**AIM OF THE EXERCISE:** Except for the pictures, output the records in full and exactly.

Stored records

+++

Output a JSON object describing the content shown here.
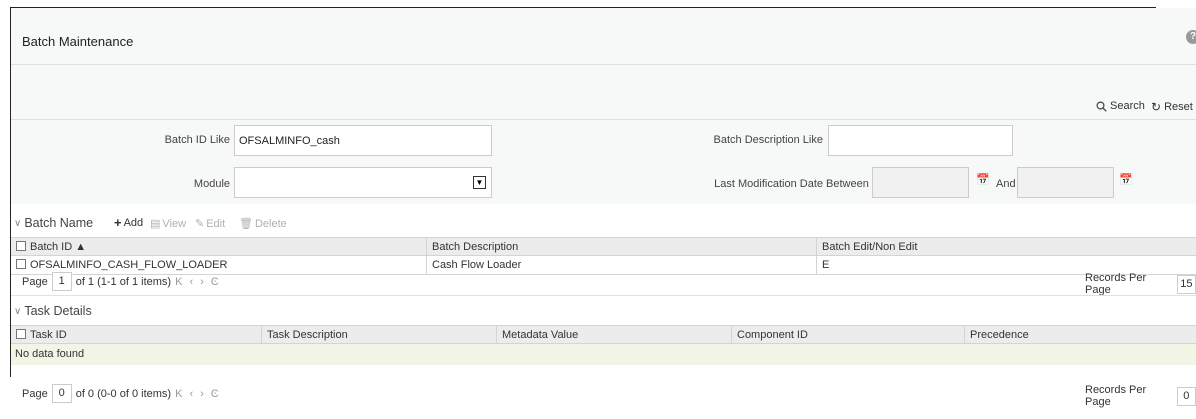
{
  "page": {
    "title": "Batch Maintenance",
    "help": "?"
  },
  "toolbar": {
    "search_label": "Search",
    "reset_label": "Reset"
  },
  "search": {
    "batch_id_label": "Batch ID Like",
    "batch_id_value": "OFSALMINFO_cash",
    "batch_desc_label": "Batch Description Like",
    "batch_desc_value": "",
    "module_label": "Module",
    "module_value": "",
    "last_mod_label": "Last Modification Date",
    "between_label": "Between",
    "and_label": "And",
    "from_date": "",
    "to_date": ""
  },
  "batch_section": {
    "title": "Batch Name",
    "actions": {
      "add": "Add",
      "view": "View",
      "edit": "Edit",
      "delete": "Delete"
    },
    "columns": [
      "Batch ID ▲",
      "Batch Description",
      "Batch Edit/Non Edit"
    ],
    "rows": [
      {
        "batch_id": "OFSALMINFO_CASH_FLOW_LOADER",
        "description": "Cash Flow Loader",
        "edit_flag": "E"
      }
    ],
    "pager": {
      "page_label": "Page",
      "page": "1",
      "summary": "of 1 (1-1 of 1 items)",
      "nav": "K ‹ › Ͼ",
      "rpp_label": "Records Per Page",
      "rpp": "15"
    }
  },
  "task_section": {
    "title": "Task Details",
    "columns": [
      "Task ID",
      "Task Description",
      "Metadata Value",
      "Component ID",
      "Precedence"
    ],
    "empty_text": "No data found",
    "pager": {
      "page_label": "Page",
      "page": "0",
      "summary": "of 0 (0-0 of 0 items)",
      "nav": "K ‹ › Ͼ",
      "rpp_label": "Records Per Page",
      "rpp": "0"
    }
  },
  "colors": {
    "header_bg": "#f7f8f8",
    "grid_header_bg": "#ececec",
    "empty_row_bg": "#f2f5e6"
  }
}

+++

**RESULT OF THE EXERCISE:**
Output a JSON object describing the content shown here.
{
  "page": {
    "title": "Batch Maintenance",
    "help": "?"
  },
  "toolbar": {
    "search_label": "Search",
    "reset_label": "Reset"
  },
  "search": {
    "batch_id_label": "Batch ID Like",
    "batch_id_value": "OFSALMINFO_cash",
    "batch_desc_label": "Batch Description Like",
    "batch_desc_value": "",
    "module_label": "Module",
    "module_value": "",
    "last_mod_label": "Last Modification Date",
    "between_label": "Between",
    "and_label": "And",
    "from_date": "",
    "to_date": ""
  },
  "batch_section": {
    "title": "Batch Name",
    "actions": {
      "add": "Add",
      "view": "View",
      "edit": "Edit",
      "delete": "Delete"
    },
    "columns": [
      "Batch ID ▲",
      "Batch Description",
      "Batch Edit/Non Edit"
    ],
    "rows": [
      {
        "batch_id": "OFSALMINFO_CASH_FLOW_LOADER",
        "description": "Cash Flow Loader",
        "edit_flag": "E"
      }
    ],
    "pager": {
      "page_label": "Page",
      "page": "1",
      "summary": "of 1 (1-1 of 1 items)",
      "nav": "K ‹ › Ͼ",
      "rpp_label": "Records Per Page",
      "rpp": "15"
    }
  },
  "task_section": {
    "title": "Task Details",
    "columns": [
      "Task ID",
      "Task Description",
      "Metadata Value",
      "Component ID",
      "Precedence"
    ],
    "empty_text": "No data found",
    "pager": {
      "page_label": "Page",
      "page": "0",
      "summary": "of 0 (0-0 of 0 items)",
      "nav": "K ‹ › Ͼ",
      "rpp_label": "Records Per Page",
      "rpp": "0"
    }
  },
  "colors": {
    "header_bg": "#f7f8f8",
    "grid_header_bg": "#ececec",
    "empty_row_bg": "#f2f5e6"
  }
}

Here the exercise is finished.